By the 1980s, activists commonly organized themselves into soccer squads to confound the regime. They could travel easily across international borders, and matches represented a valuable source of money for underground anti-apartheid organizations. Peter Alegi, a historian and author of African Soccerscapes, told me that as early as 1944, the revenue from soccer matches was being handed over to the ANC. Patson Banda, a former player for the Orlando Pirates, remembers one game that was played across the border in Zimbabwe in front of more than 100,000 paying fans. Again, the ANC received the proceeds collected at the gate.
Soccer kept countering apartheid — white teams knew that to test themselves they had to play against the black teams, and unofficial games became more and more common. The truth became obvious: The white league was second class. Few were surprised at its collapse in 1977. Sono, when he returned from his lucrative stint alongside Pelé in the New York Cosmos, made a very political statement in 1982 apartheid South Africa — he bought the white soccer powerhouse, Highlands Park.

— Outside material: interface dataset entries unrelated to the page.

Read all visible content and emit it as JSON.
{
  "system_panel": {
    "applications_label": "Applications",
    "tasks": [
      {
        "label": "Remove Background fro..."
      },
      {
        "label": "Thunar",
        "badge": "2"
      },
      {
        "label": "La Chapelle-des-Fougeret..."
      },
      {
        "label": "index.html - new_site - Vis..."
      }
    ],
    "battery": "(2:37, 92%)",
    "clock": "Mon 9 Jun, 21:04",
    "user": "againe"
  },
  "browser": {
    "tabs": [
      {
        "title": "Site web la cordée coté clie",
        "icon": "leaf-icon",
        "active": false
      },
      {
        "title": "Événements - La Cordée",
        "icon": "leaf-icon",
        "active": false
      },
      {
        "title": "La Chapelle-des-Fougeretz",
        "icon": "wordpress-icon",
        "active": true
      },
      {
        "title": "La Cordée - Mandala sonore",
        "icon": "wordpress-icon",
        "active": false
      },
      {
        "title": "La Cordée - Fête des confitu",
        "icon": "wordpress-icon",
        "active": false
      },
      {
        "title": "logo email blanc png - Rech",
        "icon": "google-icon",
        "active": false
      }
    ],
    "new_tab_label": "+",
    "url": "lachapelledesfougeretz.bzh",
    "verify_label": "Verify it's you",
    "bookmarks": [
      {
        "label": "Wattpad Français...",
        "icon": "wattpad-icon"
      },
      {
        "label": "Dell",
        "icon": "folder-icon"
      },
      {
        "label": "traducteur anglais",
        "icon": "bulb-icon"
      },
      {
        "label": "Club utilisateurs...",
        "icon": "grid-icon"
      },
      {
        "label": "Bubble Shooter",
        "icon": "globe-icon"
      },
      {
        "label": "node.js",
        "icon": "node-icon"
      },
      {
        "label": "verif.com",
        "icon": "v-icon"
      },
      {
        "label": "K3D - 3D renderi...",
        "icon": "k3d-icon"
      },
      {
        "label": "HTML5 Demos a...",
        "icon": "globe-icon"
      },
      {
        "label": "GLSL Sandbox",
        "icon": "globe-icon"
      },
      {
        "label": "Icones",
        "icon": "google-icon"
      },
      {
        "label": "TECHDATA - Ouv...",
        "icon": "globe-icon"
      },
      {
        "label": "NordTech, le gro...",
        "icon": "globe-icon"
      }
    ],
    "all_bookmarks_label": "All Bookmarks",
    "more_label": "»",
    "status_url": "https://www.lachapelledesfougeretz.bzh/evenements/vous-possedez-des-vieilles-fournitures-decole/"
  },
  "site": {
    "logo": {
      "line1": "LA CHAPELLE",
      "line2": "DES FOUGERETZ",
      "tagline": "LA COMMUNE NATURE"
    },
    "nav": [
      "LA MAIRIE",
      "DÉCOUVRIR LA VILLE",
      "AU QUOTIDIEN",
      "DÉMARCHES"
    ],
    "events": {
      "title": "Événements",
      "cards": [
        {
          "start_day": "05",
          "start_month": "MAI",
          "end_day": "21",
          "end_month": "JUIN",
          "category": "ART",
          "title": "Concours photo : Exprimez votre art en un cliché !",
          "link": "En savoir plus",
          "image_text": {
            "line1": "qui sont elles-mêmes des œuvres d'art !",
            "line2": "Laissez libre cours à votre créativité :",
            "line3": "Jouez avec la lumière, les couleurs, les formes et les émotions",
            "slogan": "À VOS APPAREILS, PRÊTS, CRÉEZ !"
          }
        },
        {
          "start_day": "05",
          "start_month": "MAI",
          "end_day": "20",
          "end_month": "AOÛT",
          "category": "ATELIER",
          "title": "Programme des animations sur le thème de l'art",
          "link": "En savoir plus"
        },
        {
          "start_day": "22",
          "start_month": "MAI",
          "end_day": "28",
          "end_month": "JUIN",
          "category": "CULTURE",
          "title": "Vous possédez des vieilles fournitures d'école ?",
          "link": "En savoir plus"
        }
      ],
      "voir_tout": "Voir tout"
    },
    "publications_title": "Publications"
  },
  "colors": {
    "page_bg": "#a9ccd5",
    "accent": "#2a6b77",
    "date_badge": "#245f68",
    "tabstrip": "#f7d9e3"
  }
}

By the late 1980s, soccer matches were at center stage of the country’s rapidly evolving politics. ANC flags, which were still banned, were seen openly in soccer stadiums, a sign of the regime’s weakening grip on power. In 1991, South Africa’s current soccer federation was founded. During its inaugural meeting, it made the astonishing assertion that its formation was "only natural … as the sport of soccer had long led the way into breaking the tight grip of racial oppression." It was an audacious statement, even dangerous, as the fall of apartheid was still a more than two years away.
While the national squad arrived with a bang on the international scene, winning the Africa Cup of Nations in 1996 and qualifying for two World Cups, 2010 finds them with a much weaker squad. Their best players have followed the money to Europe and back at home, the national soccer federation has only been able to organize friendly matches against second-tier countries in the run-up to their day in the sun. The general feeling, according to Mninawa Ntloko, the sports editor of South Africa’s Business Day, is that while blacks supported the rugby victory in 1995, the favor has not yet been returned.
Despite South Africa’s progress, much work remains to be done before soccer is truly a sport that bridges the country’s pernicious racial divide. The national team, Bafana Bafana, or "the Boys" in Zulu, has only one white player. While the Cape Town stadium was built in a white part of town, its heart is still four miles offshore, on Robben Island. The World Cup stands will likely be a portrait of racial diversity, as fans come from far and wide to watch the games, but most matches in South Africa’s local leagues are still black-only affairs.
However, with the World Cup, some think the tide might finally be turning. "I’m beginning to see it now. Just in this last month," says Ntloko. "You see white children in Bafana Bafana shirts."
As the 2010 World Cup kicks off, there has been a great deal of speculation about whether the tournament will make South Africa rich. In monetary terms, the answer is resoundingly no. The hosts build the infrastructure, but it is FIFA, soccer’s international governing body, that reaps the profits from television and sponsorship rights. Still, the tournament will be invaluable for other, less tangible, reasons. It will provide South Africans with an opportunity to reflect on how far their country has come from the days of apartheid, and the work that remains to be done. Even with apartheid dead and gone, the story of soccer still lies at the heart of South African politics.